[Task to carry out] Omit images. Retype all entries verbatim.

[Exercise data]
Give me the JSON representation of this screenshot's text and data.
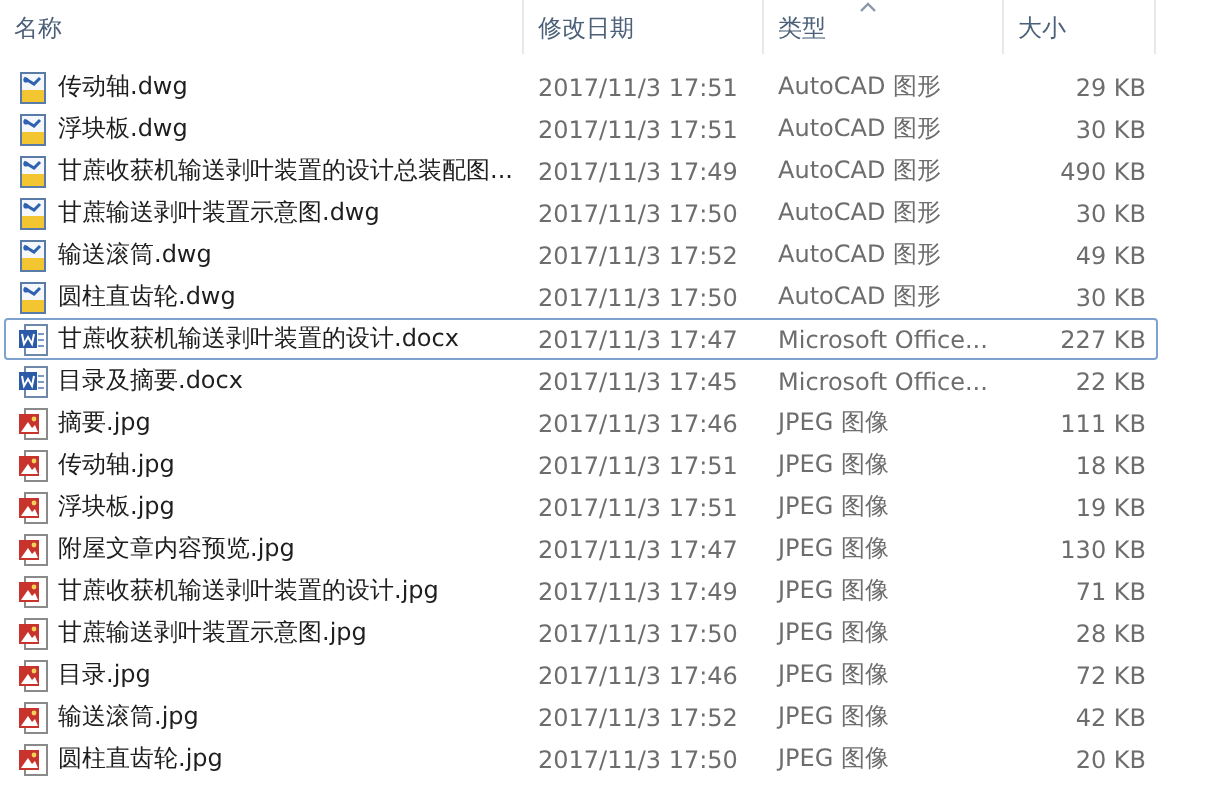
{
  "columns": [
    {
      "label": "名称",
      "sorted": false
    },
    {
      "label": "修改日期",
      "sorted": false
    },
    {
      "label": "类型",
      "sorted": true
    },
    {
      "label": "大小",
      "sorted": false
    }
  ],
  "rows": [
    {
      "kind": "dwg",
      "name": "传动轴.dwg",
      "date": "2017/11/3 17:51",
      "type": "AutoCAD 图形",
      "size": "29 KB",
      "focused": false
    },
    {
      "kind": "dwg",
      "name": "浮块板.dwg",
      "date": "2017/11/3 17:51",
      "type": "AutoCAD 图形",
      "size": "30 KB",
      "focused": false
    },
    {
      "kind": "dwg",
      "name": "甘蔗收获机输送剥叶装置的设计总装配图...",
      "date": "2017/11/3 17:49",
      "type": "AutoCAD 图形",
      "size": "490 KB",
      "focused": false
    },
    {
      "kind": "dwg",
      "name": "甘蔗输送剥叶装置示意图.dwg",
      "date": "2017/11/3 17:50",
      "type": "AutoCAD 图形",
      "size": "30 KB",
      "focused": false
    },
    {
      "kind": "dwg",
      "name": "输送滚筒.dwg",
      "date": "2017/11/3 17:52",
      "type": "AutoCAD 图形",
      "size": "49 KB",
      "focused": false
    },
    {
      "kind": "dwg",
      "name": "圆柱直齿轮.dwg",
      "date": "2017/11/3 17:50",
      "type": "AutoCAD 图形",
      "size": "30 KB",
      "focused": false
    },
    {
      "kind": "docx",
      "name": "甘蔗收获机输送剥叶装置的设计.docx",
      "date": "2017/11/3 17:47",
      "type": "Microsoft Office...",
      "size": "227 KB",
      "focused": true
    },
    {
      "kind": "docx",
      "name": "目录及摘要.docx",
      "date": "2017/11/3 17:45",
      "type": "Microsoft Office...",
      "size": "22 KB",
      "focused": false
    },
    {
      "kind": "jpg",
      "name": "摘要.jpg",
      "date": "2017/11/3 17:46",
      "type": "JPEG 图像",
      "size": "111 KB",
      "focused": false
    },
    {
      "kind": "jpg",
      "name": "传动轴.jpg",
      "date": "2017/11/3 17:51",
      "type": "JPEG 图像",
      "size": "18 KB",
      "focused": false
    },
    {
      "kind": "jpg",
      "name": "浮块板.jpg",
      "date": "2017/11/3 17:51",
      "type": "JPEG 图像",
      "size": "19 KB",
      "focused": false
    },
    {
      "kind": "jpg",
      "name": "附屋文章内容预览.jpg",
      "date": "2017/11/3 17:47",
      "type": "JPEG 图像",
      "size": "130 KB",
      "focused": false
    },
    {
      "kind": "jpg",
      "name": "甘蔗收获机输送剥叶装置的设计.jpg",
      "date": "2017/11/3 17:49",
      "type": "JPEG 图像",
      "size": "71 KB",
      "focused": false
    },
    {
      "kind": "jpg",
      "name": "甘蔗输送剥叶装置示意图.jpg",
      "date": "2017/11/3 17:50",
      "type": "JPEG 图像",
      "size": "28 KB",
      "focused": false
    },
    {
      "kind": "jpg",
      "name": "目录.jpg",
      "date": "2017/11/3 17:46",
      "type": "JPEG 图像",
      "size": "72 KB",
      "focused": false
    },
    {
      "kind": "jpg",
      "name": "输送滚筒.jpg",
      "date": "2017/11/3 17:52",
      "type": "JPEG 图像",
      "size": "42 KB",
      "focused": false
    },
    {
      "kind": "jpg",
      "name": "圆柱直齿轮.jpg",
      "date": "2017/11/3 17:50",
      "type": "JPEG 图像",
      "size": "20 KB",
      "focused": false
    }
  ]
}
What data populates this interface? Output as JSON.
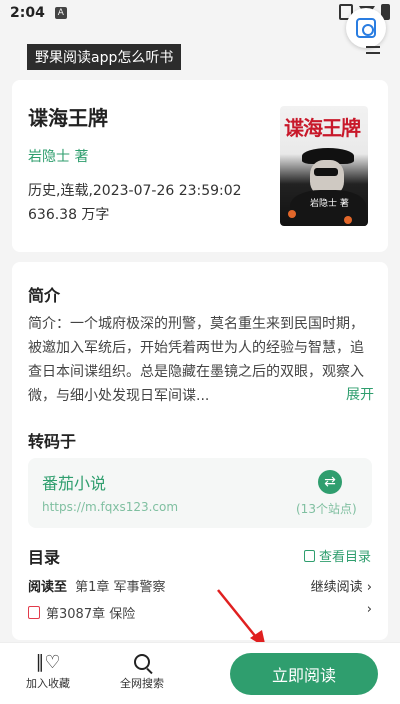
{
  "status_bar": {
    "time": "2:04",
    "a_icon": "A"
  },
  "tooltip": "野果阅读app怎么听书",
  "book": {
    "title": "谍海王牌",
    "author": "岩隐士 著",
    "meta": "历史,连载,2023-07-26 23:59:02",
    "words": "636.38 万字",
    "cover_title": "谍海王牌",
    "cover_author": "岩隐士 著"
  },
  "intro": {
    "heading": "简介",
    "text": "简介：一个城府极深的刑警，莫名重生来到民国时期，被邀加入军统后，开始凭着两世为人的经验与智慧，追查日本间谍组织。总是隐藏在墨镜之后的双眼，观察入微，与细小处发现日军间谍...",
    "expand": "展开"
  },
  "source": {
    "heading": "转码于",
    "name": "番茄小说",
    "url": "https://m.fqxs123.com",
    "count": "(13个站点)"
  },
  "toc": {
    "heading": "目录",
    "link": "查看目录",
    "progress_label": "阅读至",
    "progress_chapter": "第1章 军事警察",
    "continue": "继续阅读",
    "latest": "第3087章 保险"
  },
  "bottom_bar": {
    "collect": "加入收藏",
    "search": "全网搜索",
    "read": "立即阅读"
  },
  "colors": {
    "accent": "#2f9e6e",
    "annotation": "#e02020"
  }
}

[Answer section]
Give me the JSON representation of this screenshot's text and data.
{
  "columns": [
    {
      "label": "名称",
      "sorted": false
    },
    {
      "label": "修改日期",
      "sorted": false
    },
    {
      "label": "类型",
      "sorted": true
    },
    {
      "label": "大小",
      "sorted": false
    }
  ],
  "rows": [
    {
      "kind": "dwg",
      "name": "传动轴.dwg",
      "date": "2017/11/3 17:51",
      "type": "AutoCAD 图形",
      "size": "29 KB",
      "focused": false
    },
    {
      "kind": "dwg",
      "name": "浮块板.dwg",
      "date": "2017/11/3 17:51",
      "type": "AutoCAD 图形",
      "size": "30 KB",
      "focused": false
    },
    {
      "kind": "dwg",
      "name": "甘蔗收获机输送剥叶装置的设计总装配图...",
      "date": "2017/11/3 17:49",
      "type": "AutoCAD 图形",
      "size": "490 KB",
      "focused": false
    },
    {
      "kind": "dwg",
      "name": "甘蔗输送剥叶装置示意图.dwg",
      "date": "2017/11/3 17:50",
      "type": "AutoCAD 图形",
      "size": "30 KB",
      "focused": false
    },
    {
      "kind": "dwg",
      "name": "输送滚筒.dwg",
      "date": "2017/11/3 17:52",
      "type": "AutoCAD 图形",
      "size": "49 KB",
      "focused": false
    },
    {
      "kind": "dwg",
      "name": "圆柱直齿轮.dwg",
      "date": "2017/11/3 17:50",
      "type": "AutoCAD 图形",
      "size": "30 KB",
      "focused": false
    },
    {
      "kind": "docx",
      "name": "甘蔗收获机输送剥叶装置的设计.docx",
      "date": "2017/11/3 17:47",
      "type": "Microsoft Office...",
      "size": "227 KB",
      "focused": true
    },
    {
      "kind": "docx",
      "name": "目录及摘要.docx",
      "date": "2017/11/3 17:45",
      "type": "Microsoft Office...",
      "size": "22 KB",
      "focused": false
    },
    {
      "kind": "jpg",
      "name": "摘要.jpg",
      "date": "2017/11/3 17:46",
      "type": "JPEG 图像",
      "size": "111 KB",
      "focused": false
    },
    {
      "kind": "jpg",
      "name": "传动轴.jpg",
      "date": "2017/11/3 17:51",
      "type": "JPEG 图像",
      "size": "18 KB",
      "focused": false
    },
    {
      "kind": "jpg",
      "name": "浮块板.jpg",
      "date": "2017/11/3 17:51",
      "type": "JPEG 图像",
      "size": "19 KB",
      "focused": false
    },
    {
      "kind": "jpg",
      "name": "附屋文章内容预览.jpg",
      "date": "2017/11/3 17:47",
      "type": "JPEG 图像",
      "size": "130 KB",
      "focused": false
    },
    {
      "kind": "jpg",
      "name": "甘蔗收获机输送剥叶装置的设计.jpg",
      "date": "2017/11/3 17:49",
      "type": "JPEG 图像",
      "size": "71 KB",
      "focused": false
    },
    {
      "kind": "jpg",
      "name": "甘蔗输送剥叶装置示意图.jpg",
      "date": "2017/11/3 17:50",
      "type": "JPEG 图像",
      "size": "28 KB",
      "focused": false
    },
    {
      "kind": "jpg",
      "name": "目录.jpg",
      "date": "2017/11/3 17:46",
      "type": "JPEG 图像",
      "size": "72 KB",
      "focused": false
    },
    {
      "kind": "jpg",
      "name": "输送滚筒.jpg",
      "date": "2017/11/3 17:52",
      "type": "JPEG 图像",
      "size": "42 KB",
      "focused": false
    },
    {
      "kind": "jpg",
      "name": "圆柱直齿轮.jpg",
      "date": "2017/11/3 17:50",
      "type": "JPEG 图像",
      "size": "20 KB",
      "focused": false
    }
  ]
}
What data populates this interface? Output as JSON.
{
  "status_bar": {
    "time": "2:04",
    "a_icon": "A"
  },
  "tooltip": "野果阅读app怎么听书",
  "book": {
    "title": "谍海王牌",
    "author": "岩隐士 著",
    "meta": "历史,连载,2023-07-26 23:59:02",
    "words": "636.38 万字",
    "cover_title": "谍海王牌",
    "cover_author": "岩隐士 著"
  },
  "intro": {
    "heading": "简介",
    "text": "简介：一个城府极深的刑警，莫名重生来到民国时期，被邀加入军统后，开始凭着两世为人的经验与智慧，追查日本间谍组织。总是隐藏在墨镜之后的双眼，观察入微，与细小处发现日军间谍...",
    "expand": "展开"
  },
  "source": {
    "heading": "转码于",
    "name": "番茄小说",
    "url": "https://m.fqxs123.com",
    "count": "(13个站点)"
  },
  "toc": {
    "heading": "目录",
    "link": "查看目录",
    "progress_label": "阅读至",
    "progress_chapter": "第1章 军事警察",
    "continue": "继续阅读",
    "latest": "第3087章 保险"
  },
  "bottom_bar": {
    "collect": "加入收藏",
    "search": "全网搜索",
    "read": "立即阅读"
  },
  "colors": {
    "accent": "#2f9e6e",
    "annotation": "#e02020"
  }
}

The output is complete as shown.